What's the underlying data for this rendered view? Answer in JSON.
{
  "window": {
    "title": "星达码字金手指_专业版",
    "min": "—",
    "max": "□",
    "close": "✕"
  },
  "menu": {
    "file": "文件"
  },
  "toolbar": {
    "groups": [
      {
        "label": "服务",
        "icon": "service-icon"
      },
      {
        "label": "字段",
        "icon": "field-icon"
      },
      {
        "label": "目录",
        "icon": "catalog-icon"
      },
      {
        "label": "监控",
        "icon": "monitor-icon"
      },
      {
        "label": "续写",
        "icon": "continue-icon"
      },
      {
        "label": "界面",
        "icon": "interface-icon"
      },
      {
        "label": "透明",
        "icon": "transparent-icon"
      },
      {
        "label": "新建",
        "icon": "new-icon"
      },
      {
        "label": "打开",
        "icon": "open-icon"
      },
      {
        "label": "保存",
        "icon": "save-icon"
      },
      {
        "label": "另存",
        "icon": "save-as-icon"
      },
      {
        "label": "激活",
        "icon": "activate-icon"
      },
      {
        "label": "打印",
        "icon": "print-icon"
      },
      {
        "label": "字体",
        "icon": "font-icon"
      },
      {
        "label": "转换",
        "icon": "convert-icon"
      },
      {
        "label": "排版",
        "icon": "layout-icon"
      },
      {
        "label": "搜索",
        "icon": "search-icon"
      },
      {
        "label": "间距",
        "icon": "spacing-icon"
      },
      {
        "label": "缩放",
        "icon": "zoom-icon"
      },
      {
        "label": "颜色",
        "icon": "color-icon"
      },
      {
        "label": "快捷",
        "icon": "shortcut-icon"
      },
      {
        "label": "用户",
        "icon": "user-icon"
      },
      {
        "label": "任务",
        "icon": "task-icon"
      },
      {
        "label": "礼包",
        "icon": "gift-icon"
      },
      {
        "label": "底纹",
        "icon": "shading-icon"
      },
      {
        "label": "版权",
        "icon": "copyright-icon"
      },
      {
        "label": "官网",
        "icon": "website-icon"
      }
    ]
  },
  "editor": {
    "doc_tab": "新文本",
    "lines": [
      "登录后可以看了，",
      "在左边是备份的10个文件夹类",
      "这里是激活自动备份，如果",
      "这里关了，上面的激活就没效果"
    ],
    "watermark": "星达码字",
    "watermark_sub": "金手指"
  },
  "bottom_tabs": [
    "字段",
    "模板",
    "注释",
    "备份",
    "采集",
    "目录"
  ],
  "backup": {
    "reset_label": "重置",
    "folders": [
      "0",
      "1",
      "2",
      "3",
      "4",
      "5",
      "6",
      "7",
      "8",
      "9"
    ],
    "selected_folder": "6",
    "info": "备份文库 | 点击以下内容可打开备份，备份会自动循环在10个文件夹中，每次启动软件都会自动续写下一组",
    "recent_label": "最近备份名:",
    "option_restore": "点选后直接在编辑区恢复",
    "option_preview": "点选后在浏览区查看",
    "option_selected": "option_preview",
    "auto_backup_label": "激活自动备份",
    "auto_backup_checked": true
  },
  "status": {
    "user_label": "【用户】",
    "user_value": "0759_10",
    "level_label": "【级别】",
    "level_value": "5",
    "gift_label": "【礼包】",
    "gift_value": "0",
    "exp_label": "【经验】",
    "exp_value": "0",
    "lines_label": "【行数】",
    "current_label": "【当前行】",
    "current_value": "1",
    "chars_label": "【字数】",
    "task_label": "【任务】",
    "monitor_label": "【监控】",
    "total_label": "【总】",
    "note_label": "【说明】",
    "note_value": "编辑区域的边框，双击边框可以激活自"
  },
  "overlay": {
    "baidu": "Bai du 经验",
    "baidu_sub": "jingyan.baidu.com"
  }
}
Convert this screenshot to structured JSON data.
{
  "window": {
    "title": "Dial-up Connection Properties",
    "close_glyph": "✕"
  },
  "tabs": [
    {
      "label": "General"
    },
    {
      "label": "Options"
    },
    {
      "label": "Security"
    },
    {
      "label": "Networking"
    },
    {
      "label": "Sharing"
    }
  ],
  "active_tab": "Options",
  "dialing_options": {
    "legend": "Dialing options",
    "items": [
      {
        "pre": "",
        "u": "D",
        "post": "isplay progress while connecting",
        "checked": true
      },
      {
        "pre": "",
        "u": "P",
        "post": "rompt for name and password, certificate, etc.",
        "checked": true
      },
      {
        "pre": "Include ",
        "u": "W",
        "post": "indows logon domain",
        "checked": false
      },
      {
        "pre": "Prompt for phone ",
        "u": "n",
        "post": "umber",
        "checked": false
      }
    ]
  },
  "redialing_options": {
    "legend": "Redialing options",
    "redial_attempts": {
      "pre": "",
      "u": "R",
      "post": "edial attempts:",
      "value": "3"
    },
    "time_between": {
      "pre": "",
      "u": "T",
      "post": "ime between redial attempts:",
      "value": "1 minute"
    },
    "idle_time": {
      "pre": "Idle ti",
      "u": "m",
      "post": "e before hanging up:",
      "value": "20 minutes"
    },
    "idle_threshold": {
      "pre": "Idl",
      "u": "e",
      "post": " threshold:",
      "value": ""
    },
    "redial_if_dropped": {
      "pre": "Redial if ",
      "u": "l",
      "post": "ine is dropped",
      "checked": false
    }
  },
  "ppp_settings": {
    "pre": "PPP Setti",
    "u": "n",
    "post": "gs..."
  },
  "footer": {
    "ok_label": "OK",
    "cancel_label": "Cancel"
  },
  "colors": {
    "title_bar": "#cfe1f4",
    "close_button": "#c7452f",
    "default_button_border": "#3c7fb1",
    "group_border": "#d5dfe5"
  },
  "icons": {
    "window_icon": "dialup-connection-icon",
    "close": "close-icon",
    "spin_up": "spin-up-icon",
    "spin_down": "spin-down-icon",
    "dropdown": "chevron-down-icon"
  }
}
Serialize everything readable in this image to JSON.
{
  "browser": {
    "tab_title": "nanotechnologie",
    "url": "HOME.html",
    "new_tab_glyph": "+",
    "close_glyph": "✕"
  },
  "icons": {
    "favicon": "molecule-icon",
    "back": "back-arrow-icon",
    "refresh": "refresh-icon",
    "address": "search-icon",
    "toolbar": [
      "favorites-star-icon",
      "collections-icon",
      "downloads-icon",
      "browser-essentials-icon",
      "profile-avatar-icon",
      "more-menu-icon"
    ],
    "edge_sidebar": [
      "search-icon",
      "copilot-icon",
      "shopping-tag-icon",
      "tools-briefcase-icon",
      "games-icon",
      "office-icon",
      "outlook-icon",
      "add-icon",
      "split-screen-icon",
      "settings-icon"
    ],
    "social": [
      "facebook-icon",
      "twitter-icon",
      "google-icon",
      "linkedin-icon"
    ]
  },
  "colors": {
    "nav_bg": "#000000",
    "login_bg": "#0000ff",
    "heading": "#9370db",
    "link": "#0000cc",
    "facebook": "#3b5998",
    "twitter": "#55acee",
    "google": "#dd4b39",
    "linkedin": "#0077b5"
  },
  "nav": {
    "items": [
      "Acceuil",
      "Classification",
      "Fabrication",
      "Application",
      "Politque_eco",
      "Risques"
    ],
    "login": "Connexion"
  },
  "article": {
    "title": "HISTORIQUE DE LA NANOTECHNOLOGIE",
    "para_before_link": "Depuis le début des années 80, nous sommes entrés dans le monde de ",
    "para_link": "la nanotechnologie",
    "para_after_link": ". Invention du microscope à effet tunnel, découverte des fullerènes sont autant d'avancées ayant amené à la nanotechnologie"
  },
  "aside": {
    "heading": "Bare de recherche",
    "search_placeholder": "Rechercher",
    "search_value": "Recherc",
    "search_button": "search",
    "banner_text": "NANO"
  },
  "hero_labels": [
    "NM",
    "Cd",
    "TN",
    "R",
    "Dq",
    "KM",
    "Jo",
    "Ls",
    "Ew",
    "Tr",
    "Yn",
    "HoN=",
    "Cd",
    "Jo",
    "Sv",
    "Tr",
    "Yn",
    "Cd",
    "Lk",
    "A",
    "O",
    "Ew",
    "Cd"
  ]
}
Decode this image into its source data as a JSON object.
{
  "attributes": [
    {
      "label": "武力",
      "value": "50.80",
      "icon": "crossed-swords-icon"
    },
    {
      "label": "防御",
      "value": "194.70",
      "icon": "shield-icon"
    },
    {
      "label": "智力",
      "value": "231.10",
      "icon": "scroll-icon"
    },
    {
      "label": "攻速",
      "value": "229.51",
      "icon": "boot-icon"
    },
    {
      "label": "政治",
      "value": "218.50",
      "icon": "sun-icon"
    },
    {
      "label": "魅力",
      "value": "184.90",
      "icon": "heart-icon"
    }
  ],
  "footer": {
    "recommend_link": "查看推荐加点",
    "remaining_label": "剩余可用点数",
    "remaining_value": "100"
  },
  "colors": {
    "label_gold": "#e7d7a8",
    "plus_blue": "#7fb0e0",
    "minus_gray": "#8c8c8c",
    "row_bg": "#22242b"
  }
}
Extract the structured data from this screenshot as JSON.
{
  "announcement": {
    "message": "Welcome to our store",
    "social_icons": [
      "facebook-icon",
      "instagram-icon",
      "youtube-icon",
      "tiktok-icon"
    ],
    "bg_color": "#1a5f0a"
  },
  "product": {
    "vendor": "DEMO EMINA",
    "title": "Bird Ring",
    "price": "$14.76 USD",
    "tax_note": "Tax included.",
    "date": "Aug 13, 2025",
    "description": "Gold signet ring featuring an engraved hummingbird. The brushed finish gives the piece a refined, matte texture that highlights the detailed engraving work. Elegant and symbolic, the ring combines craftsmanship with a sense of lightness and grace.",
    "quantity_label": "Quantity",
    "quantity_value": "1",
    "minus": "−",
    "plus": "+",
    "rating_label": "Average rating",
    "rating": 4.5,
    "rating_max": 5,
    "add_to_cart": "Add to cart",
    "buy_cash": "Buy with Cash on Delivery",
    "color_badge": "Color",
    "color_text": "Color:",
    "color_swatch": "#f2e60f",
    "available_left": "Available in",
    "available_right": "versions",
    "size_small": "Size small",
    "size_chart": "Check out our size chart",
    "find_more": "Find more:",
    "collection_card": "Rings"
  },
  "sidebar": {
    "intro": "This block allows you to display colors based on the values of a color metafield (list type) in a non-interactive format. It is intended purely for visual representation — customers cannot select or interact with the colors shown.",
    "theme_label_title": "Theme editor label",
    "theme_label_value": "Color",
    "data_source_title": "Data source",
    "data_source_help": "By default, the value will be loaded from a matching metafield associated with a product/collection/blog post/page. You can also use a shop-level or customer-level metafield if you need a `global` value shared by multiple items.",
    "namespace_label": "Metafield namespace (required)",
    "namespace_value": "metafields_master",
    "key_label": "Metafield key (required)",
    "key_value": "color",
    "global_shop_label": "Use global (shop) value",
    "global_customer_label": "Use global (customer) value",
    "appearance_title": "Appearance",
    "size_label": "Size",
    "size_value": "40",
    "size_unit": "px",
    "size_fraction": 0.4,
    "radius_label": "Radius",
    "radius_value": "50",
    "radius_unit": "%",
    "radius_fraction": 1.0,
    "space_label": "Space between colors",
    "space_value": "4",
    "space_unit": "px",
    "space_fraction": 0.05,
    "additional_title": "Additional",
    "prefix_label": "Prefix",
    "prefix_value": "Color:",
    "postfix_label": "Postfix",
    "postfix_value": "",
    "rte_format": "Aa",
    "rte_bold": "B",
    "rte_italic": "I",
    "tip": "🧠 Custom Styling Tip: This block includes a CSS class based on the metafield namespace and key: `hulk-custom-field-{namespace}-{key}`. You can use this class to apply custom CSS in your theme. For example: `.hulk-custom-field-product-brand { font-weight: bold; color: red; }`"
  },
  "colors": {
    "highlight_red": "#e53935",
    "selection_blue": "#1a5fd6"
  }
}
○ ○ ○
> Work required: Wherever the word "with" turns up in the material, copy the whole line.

> Solution to this problem:
    "description": "Gold signet ring featuring an engraved hummingbird. The brushed finish gives the piece a refined, matte texture that highlights the detailed engraving work. Elegant and symbolic, the ring combines craftsmanship with a sense of lightness and grace.",
    "buy_cash": "Buy with Cash on Delivery",
    "intro": "This block allows you to display colors based on the values of a color metafield (list type) in a non-interactive format. It is intended purely for visual representation — customers cannot select or interact with the colors shown.",
    "data_source_help": "By default, the value will be loaded from a matching metafield associated with a product/collection/blog post/page. You can also use a shop-level or customer-level metafield if you need a `global` value shared by multiple items.",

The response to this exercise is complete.